(App and web page records)
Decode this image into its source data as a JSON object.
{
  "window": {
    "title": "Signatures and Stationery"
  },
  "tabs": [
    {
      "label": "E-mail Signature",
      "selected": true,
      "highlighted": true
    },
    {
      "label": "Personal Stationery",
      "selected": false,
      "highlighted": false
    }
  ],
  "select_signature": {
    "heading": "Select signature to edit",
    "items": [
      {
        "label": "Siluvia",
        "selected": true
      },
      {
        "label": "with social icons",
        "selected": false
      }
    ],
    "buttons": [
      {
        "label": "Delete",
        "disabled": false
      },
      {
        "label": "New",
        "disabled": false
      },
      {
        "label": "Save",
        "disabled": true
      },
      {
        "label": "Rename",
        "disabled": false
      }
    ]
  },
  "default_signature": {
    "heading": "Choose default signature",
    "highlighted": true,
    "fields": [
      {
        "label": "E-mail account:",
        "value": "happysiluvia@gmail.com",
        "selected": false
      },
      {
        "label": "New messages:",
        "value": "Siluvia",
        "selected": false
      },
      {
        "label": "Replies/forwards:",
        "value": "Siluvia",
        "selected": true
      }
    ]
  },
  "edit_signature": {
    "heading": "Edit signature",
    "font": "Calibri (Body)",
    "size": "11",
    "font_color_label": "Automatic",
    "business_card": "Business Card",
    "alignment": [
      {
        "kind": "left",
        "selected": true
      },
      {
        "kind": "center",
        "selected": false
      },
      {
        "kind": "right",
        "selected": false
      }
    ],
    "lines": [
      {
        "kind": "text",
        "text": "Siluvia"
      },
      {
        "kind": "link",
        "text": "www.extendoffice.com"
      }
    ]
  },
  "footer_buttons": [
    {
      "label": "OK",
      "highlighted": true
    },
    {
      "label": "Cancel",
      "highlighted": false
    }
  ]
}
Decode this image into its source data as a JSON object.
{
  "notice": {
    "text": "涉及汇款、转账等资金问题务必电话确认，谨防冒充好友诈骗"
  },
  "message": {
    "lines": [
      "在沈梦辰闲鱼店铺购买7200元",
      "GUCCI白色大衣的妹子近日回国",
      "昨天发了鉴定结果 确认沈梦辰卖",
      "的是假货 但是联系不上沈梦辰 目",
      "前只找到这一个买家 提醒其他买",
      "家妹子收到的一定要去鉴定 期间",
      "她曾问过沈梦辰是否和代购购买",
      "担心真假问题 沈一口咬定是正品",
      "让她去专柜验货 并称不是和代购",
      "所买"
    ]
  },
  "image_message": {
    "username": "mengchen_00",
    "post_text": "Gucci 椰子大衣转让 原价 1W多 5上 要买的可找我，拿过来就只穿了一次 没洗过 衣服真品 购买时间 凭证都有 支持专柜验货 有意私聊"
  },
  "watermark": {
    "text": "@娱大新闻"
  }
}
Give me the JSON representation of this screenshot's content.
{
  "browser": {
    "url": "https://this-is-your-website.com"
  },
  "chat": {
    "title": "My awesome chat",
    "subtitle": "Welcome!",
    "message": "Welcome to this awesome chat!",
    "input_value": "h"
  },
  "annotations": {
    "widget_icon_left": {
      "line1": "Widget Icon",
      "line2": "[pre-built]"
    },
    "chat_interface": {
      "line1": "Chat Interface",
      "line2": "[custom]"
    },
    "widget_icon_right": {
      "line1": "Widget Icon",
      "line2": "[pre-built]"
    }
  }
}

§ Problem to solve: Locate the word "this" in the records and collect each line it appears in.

§ Written answer:
Decode this image into its source data as a JSON object.
Decode this image into its source data as a JSON object.
Give me the JSON representation of this screenshot's content.
    "url": "https://this-is-your-website.com"
    "message": "Welcome to this awesome chat!",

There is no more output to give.